Email Marketing Insights
September 24, 2012 | By David Atlas
Here's an article I wrote for eM+C:
Marketers have an interesting relationship with technology. Without a doubt, new tools provide marketers with sophisticated analytical and communications capabilities unparalleled by any previous generation of marketers. Indeed, consumers today are findable, understandable and convertible through media that exist purely as developments atop technology. Yesteryear's network of connected computers becomes today's web of email inboxes, mobile connections and social channels.
Yet marketers aren't IT customers. They want to use tools, but the tools need to be designed in a way that's powerful and accessible. Just like automotive technology, which is usable by vastly more people than are able to understand it, marketers today need to leverage deeply complex technologies without drowning in the details of their operations. They want to drive systems that maximize customer lifetime value without having to become computer programmers.
One of the key enablers of all this automation is the cloud. Cloud technologies — known by the roughly synonymous terms of Software as a Services (SaaS), on-demand software and hosted systems — mean that the software used to accomplish critical digital marketing campaigns isn't purchased by a customer and installed on premise. Cloud-based technologies run "out there." You simply open a broswer, log in with your account credentials and get to work.
Having an email marketing and cross-channel solution that lives in the cloud means never having to install your own software — i.e., getting IT out of the picture. It also means, typically, a much quicker time to be up and running, a much greater level of automation, and vastly lower overhead in terms of the technical resources — and dollars — needed to support them. Cloud-based solutions can be a huge advantage, and there's little doubt why the market has moved so much in that direction.
Not all clouds, however, are the same. While clouds have their definite benefits, one of their limitations, at least in terms of automated marketing solutions, is that the actual resource is commonly shared among many different users. Think of it like the difference between a restaurant and your home kitchen: it's easier to get a meal in a restaurant — so much more is "automated" for you and all you have to do is walk in and order. However, just like the cloud, you lose something important: individual ownership.
One of the advantages of good old-fashioned software that you install in-house is that you have full and unfettered use of that resource. You want a sandwich at three in the morning? The restaurant may be closed, but your kitchen is always there waiting for you. Can't get a table at the popular restaurant down the block? Your own dining room table is there waiting for you.

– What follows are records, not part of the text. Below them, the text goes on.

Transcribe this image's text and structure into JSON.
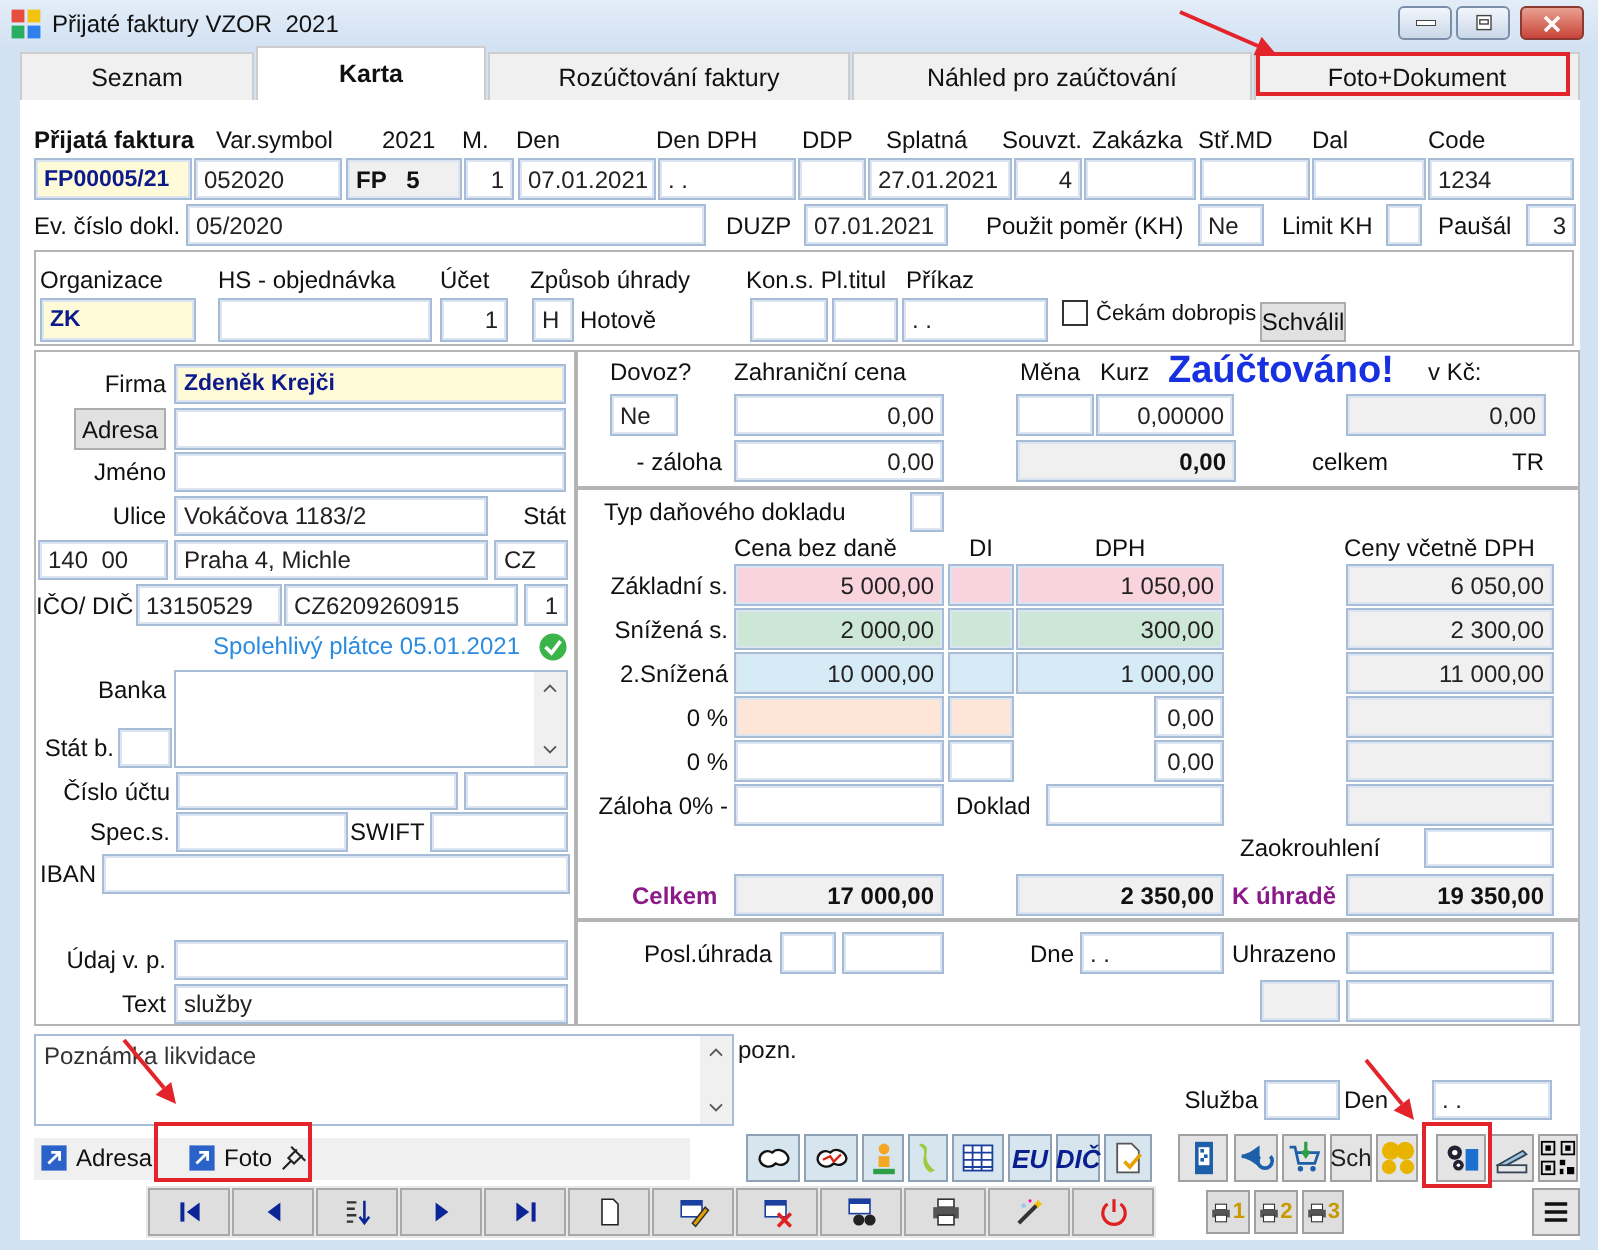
{
  "window": {
    "title": "Přijaté faktury VZOR  2021"
  },
  "tabs": [
    {
      "label": "Seznam",
      "selected": false
    },
    {
      "label": "Karta",
      "selected": true
    },
    {
      "label": "Rozúčtování faktury",
      "selected": false
    },
    {
      "label": "Náhled pro zaúčtování",
      "selected": false
    },
    {
      "label": "Foto+Dokument",
      "selected": false
    }
  ],
  "header": {
    "lines": [
      {
        "items": [
          {
            "kind": "heading",
            "text": "Přijatá faktura"
          },
          {
            "kind": "label",
            "text": "Var.symbol"
          },
          {
            "kind": "label",
            "text": "2021"
          },
          {
            "kind": "label",
            "text": "M."
          },
          {
            "kind": "label",
            "text": "Den"
          },
          {
            "kind": "label",
            "text": "Den DPH"
          },
          {
            "kind": "label",
            "text": "DDP"
          },
          {
            "kind": "label",
            "text": "Splatná"
          },
          {
            "kind": "label",
            "text": "Souvzt."
          },
          {
            "kind": "label",
            "text": "Zakázka"
          },
          {
            "kind": "label",
            "text": "Stř.MD"
          },
          {
            "kind": "label",
            "text": "Dal"
          },
          {
            "kind": "label",
            "text": "Code"
          }
        ]
      },
      {
        "items": [
          {
            "kind": "keyfield",
            "value": "FP00005/21"
          },
          {
            "kind": "field",
            "value": "052020"
          },
          {
            "kind": "docno",
            "value": "FP   5"
          },
          {
            "kind": "field",
            "value": "1"
          },
          {
            "kind": "field",
            "value": "07.01.2021"
          },
          {
            "kind": "field",
            "value": ". ."
          },
          {
            "kind": "field"
          },
          {
            "kind": "field",
            "value": "27.01.2021"
          },
          {
            "kind": "field",
            "value": "4"
          },
          {
            "kind": "field"
          },
          {
            "kind": "field"
          },
          {
            "kind": "field"
          },
          {
            "kind": "field",
            "value": "1234"
          }
        ]
      },
      {
        "items": [
          {
            "kind": "label",
            "text": "Ev. číslo dokl."
          },
          {
            "kind": "field",
            "value": "05/2020"
          },
          {
            "kind": "label",
            "text": "DUZP"
          },
          {
            "kind": "field",
            "value": "07.01.2021"
          },
          {
            "kind": "label",
            "text": "Použit poměr (KH)"
          },
          {
            "kind": "field",
            "value": "Ne"
          },
          {
            "kind": "label",
            "text": "Limit KH"
          },
          {
            "kind": "field"
          },
          {
            "kind": "label",
            "text": "Paušál"
          },
          {
            "kind": "field",
            "value": "3"
          }
        ]
      }
    ]
  },
  "organization": {
    "lines": [
      {
        "items": [
          {
            "kind": "label",
            "text": "Organizace"
          },
          {
            "kind": "label",
            "text": "HS - objednávka"
          },
          {
            "kind": "label",
            "text": "Účet"
          },
          {
            "kind": "label",
            "text": "Způsob úhrady"
          },
          {
            "kind": "label",
            "text": "Kon.s. Pl.titul"
          },
          {
            "kind": "label",
            "text": "Příkaz"
          }
        ]
      },
      {
        "items": [
          {
            "kind": "keyfield",
            "value": "ZK"
          },
          {
            "kind": "field"
          },
          {
            "kind": "field",
            "value": "1"
          },
          {
            "kind": "field",
            "value": "H"
          },
          {
            "kind": "label",
            "text": "Hotově"
          },
          {
            "kind": "field"
          },
          {
            "kind": "field"
          },
          {
            "kind": "field",
            "value": ". ."
          },
          {
            "kind": "checkbox",
            "text": "Čekám dobropis",
            "checked": false
          },
          {
            "kind": "button",
            "text": "Schválil"
          }
        ]
      }
    ]
  },
  "partner": {
    "lines": [
      {
        "items": [
          {
            "kind": "label",
            "text": "Firma"
          },
          {
            "kind": "keyfield",
            "value": "Zdeněk Krejči"
          }
        ]
      },
      {
        "items": [
          {
            "kind": "button",
            "text": "Adresa"
          },
          {
            "kind": "field"
          }
        ]
      },
      {
        "items": [
          {
            "kind": "label",
            "text": "Jméno"
          },
          {
            "kind": "field"
          }
        ]
      },
      {
        "items": [
          {
            "kind": "label",
            "text": "Ulice"
          },
          {
            "kind": "field",
            "value": "Vokáčova 1183/2"
          },
          {
            "kind": "label",
            "text": "Stát"
          }
        ]
      },
      {
        "items": [
          {
            "kind": "field",
            "value": "140  00"
          },
          {
            "kind": "field",
            "value": "Praha 4, Michle"
          },
          {
            "kind": "field",
            "value": "CZ"
          }
        ]
      },
      {
        "items": [
          {
            "kind": "label",
            "text": "IČO/ DIČ"
          },
          {
            "kind": "field",
            "value": "13150529"
          },
          {
            "kind": "field",
            "value": "CZ6209260915"
          },
          {
            "kind": "field",
            "value": "1"
          }
        ]
      },
      {
        "items": [
          {
            "kind": "status",
            "text": "Spolehlivý plátce 05.01.2021",
            "verified": true
          }
        ]
      },
      {
        "items": [
          {
            "kind": "label",
            "text": "Banka"
          },
          {
            "kind": "memo"
          }
        ]
      },
      {
        "items": [
          {
            "kind": "label",
            "text": "Stát b."
          },
          {
            "kind": "field"
          }
        ]
      },
      {
        "items": [
          {
            "kind": "label",
            "text": "Číslo účtu"
          },
          {
            "kind": "field"
          },
          {
            "kind": "field"
          }
        ]
      },
      {
        "items": [
          {
            "kind": "label",
            "text": "Spec.s."
          },
          {
            "kind": "field"
          },
          {
            "kind": "label",
            "text": "SWIFT"
          },
          {
            "kind": "field"
          }
        ]
      },
      {
        "items": [
          {
            "kind": "label",
            "text": "IBAN"
          },
          {
            "kind": "field"
          }
        ]
      },
      {
        "items": [
          {
            "kind": "label",
            "text": "Údaj v. p."
          },
          {
            "kind": "field"
          }
        ]
      },
      {
        "items": [
          {
            "kind": "label",
            "text": "Text"
          },
          {
            "kind": "field",
            "value": "služby"
          }
        ]
      }
    ]
  },
  "foreign": {
    "lines": [
      {
        "items": [
          {
            "kind": "label",
            "text": "Dovoz?"
          },
          {
            "kind": "label",
            "text": "Zahraniční cena"
          },
          {
            "kind": "label",
            "text": "Měna"
          },
          {
            "kind": "label",
            "text": "Kurz"
          },
          {
            "kind": "banner",
            "text": "Zaúčtováno!"
          },
          {
            "kind": "label",
            "text": "v Kč:"
          }
        ]
      },
      {
        "items": [
          {
            "kind": "field",
            "value": "Ne"
          },
          {
            "kind": "field",
            "value": "0,00"
          },
          {
            "kind": "field"
          },
          {
            "kind": "field",
            "value": "0,00000"
          },
          {
            "kind": "readonly",
            "value": "0,00"
          }
        ]
      },
      {
        "items": [
          {
            "kind": "label",
            "text": "- záloha"
          },
          {
            "kind": "field",
            "value": "0,00"
          },
          {
            "kind": "total",
            "value": "0,00"
          },
          {
            "kind": "label",
            "text": "celkem"
          },
          {
            "kind": "label",
            "text": "TR"
          }
        ]
      }
    ]
  },
  "vat": {
    "lines": [
      {
        "items": [
          {
            "kind": "label",
            "text": "Typ daňového dokladu"
          },
          {
            "kind": "field"
          }
        ]
      },
      {
        "items": [
          {
            "kind": "label",
            "text": "Cena bez daně"
          },
          {
            "kind": "label",
            "text": "DI"
          },
          {
            "kind": "label",
            "text": "DPH"
          },
          {
            "kind": "label",
            "text": "Ceny včetně DPH"
          }
        ]
      },
      {
        "items": [
          {
            "kind": "label",
            "text": "Základní s."
          },
          {
            "kind": "field",
            "value": "5 000,00",
            "color": "#f9d3dd"
          },
          {
            "kind": "field",
            "color": "#f9d3dd"
          },
          {
            "kind": "field",
            "value": "1 050,00",
            "color": "#f9d3dd"
          },
          {
            "kind": "readonly",
            "value": "6 050,00"
          }
        ]
      },
      {
        "items": [
          {
            "kind": "label",
            "text": "Snížená s."
          },
          {
            "kind": "field",
            "value": "2 000,00",
            "color": "#cde7d7"
          },
          {
            "kind": "field",
            "color": "#cde7d7"
          },
          {
            "kind": "field",
            "value": "300,00",
            "color": "#cde7d7"
          },
          {
            "kind": "readonly",
            "value": "2 300,00"
          }
        ]
      },
      {
        "items": [
          {
            "kind": "label",
            "text": "2.Snížená"
          },
          {
            "kind": "field",
            "value": "10 000,00",
            "color": "#d5ecf6"
          },
          {
            "kind": "field",
            "color": "#d5ecf6"
          },
          {
            "kind": "field",
            "value": "1 000,00",
            "color": "#d5ecf6"
          },
          {
            "kind": "readonly",
            "value": "11 000,00"
          }
        ]
      },
      {
        "items": [
          {
            "kind": "label",
            "text": "0 %"
          },
          {
            "kind": "field",
            "color": "#fde6d7"
          },
          {
            "kind": "field",
            "color": "#fde6d7"
          },
          {
            "kind": "field",
            "value": "0,00"
          },
          {
            "kind": "readonly"
          }
        ]
      },
      {
        "items": [
          {
            "kind": "label",
            "text": "0 %"
          },
          {
            "kind": "field"
          },
          {
            "kind": "field"
          },
          {
            "kind": "field",
            "value": "0,00"
          },
          {
            "kind": "readonly"
          }
        ]
      },
      {
        "items": [
          {
            "kind": "label",
            "text": "Záloha 0% -"
          },
          {
            "kind": "field"
          },
          {
            "kind": "label",
            "text": "Doklad"
          },
          {
            "kind": "field"
          },
          {
            "kind": "readonly"
          }
        ]
      },
      {
        "items": [
          {
            "kind": "label",
            "text": "Zaokrouhlení"
          },
          {
            "kind": "field"
          }
        ]
      },
      {
        "items": [
          {
            "kind": "accent",
            "text": "Celkem"
          },
          {
            "kind": "total",
            "value": "17 000,00"
          },
          {
            "kind": "total",
            "value": "2 350,00"
          },
          {
            "kind": "accent",
            "text": "K úhradě"
          },
          {
            "kind": "total",
            "value": "19 350,00"
          }
        ]
      }
    ]
  },
  "payment": {
    "lines": [
      {
        "items": [
          {
            "kind": "label",
            "text": "Posl.úhrada"
          },
          {
            "kind": "field"
          },
          {
            "kind": "field"
          },
          {
            "kind": "label",
            "text": "Dne"
          },
          {
            "kind": "field",
            "value": ". ."
          },
          {
            "kind": "label",
            "text": "Uhrazeno"
          },
          {
            "kind": "field"
          }
        ]
      },
      {
        "items": [
          {
            "kind": "readonly"
          },
          {
            "kind": "field"
          }
        ]
      }
    ]
  },
  "notes": {
    "lines": [
      {
        "items": [
          {
            "kind": "memo",
            "value": "Poznámka likvidace"
          },
          {
            "kind": "label",
            "text": "pozn."
          },
          {
            "kind": "label",
            "text": "Služba"
          },
          {
            "kind": "field"
          },
          {
            "kind": "label",
            "text": "Den"
          },
          {
            "kind": "field",
            "value": ". ."
          }
        ]
      }
    ]
  },
  "bottom_tabs": [
    {
      "label": "Adresa",
      "pinned": false
    },
    {
      "label": "Foto",
      "pinned": true
    }
  ],
  "tool_buttons": [
    {
      "kind": "icon"
    },
    {
      "kind": "icon"
    },
    {
      "kind": "icon"
    },
    {
      "kind": "icon"
    },
    {
      "kind": "icon"
    },
    {
      "kind": "text",
      "label": "EU"
    },
    {
      "kind": "text",
      "label": "DIČ"
    },
    {
      "kind": "icon"
    },
    {
      "kind": "icon"
    },
    {
      "kind": "icon"
    },
    {
      "kind": "icon"
    },
    {
      "kind": "text",
      "label": "Sch"
    },
    {
      "kind": "icon"
    },
    {
      "kind": "icon"
    },
    {
      "kind": "icon"
    },
    {
      "kind": "icon"
    }
  ],
  "print_buttons": [
    "1",
    "2",
    "3"
  ]
}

Technically referred to as "multitenant" solutions, most cloud-based implementations today lump hundreds of brand and direct marketers onto what's effectively a single system. The resource out there in the cloud is shared. Yes, you've gotten IT out of the picture and found a level of automation you didn't have before, but you may discover during peak times that accessing all of that resource is difficult. While you may be willing to wait 45 minutes for a table at a restaurant, having your email marketing campaign delayed by other clients using the system has a real bottom-line cost. Flash commerce, daily-deal sites and others trying to get messages delivered during specific times of day that have proven optimal for conversion can be severely compromised due to the shared nature of most cloud services.
Enter the private cloud. Private clouds effectively give you the best of both worlds: the convenience of a hosted solution and the dedicated resources of an always-on system that's configured just for you. Imagine owning your own restaurant, staffed by professional chefs and the best waiters, but the only one they serve is you — whenever you want, however much you want.
The private cloud means no latency for large email sends. Many customers discover the need to achieve huge sends during small time windows to maximize revenue; with a private cloud, you have full use of the resource, enabling you to send as many messages as you want, as quickly as you want. The kitchen, so to speak, isn't busy serving other customers; everything is there for you alone.
The pricing model for private cloud email services also can be different, enabling both a lower total cost of ownership and the elimination of self-serving incentives that arise through per-message (CPM) charges. With a multitenant or first-generation cloud solution, you typically pay for the capacity you use, as opposed to purchasing a license for the software that you install in-house. This sounds good, until you realize that each and every message you send increases your charges. Want to send more emails during peak seasons? You better budget more. And be prepared to be sold on the virtues of sending more and more by sales reps trying to upsell you on your usage of the public cloud. It's not uncommon for clients of pubic cloud email service providers to systematically send 20 percent more email every year — whether their growth demands it or not.
With a private cloud, you're not paying per item ordered off the menu. Since you're effectively purchasing the system with a software license (albeit one without the IT overhead of installed software), once you own it, you can send as much email, or as little, as you need to maximize the value of your customer relationships.
Private clouds may be the next generation in cloud-based solutions. When it's time for you to evaluate your marketing services vendors, ask around. You may find that when it comes to clouds, its best to own your own and not share.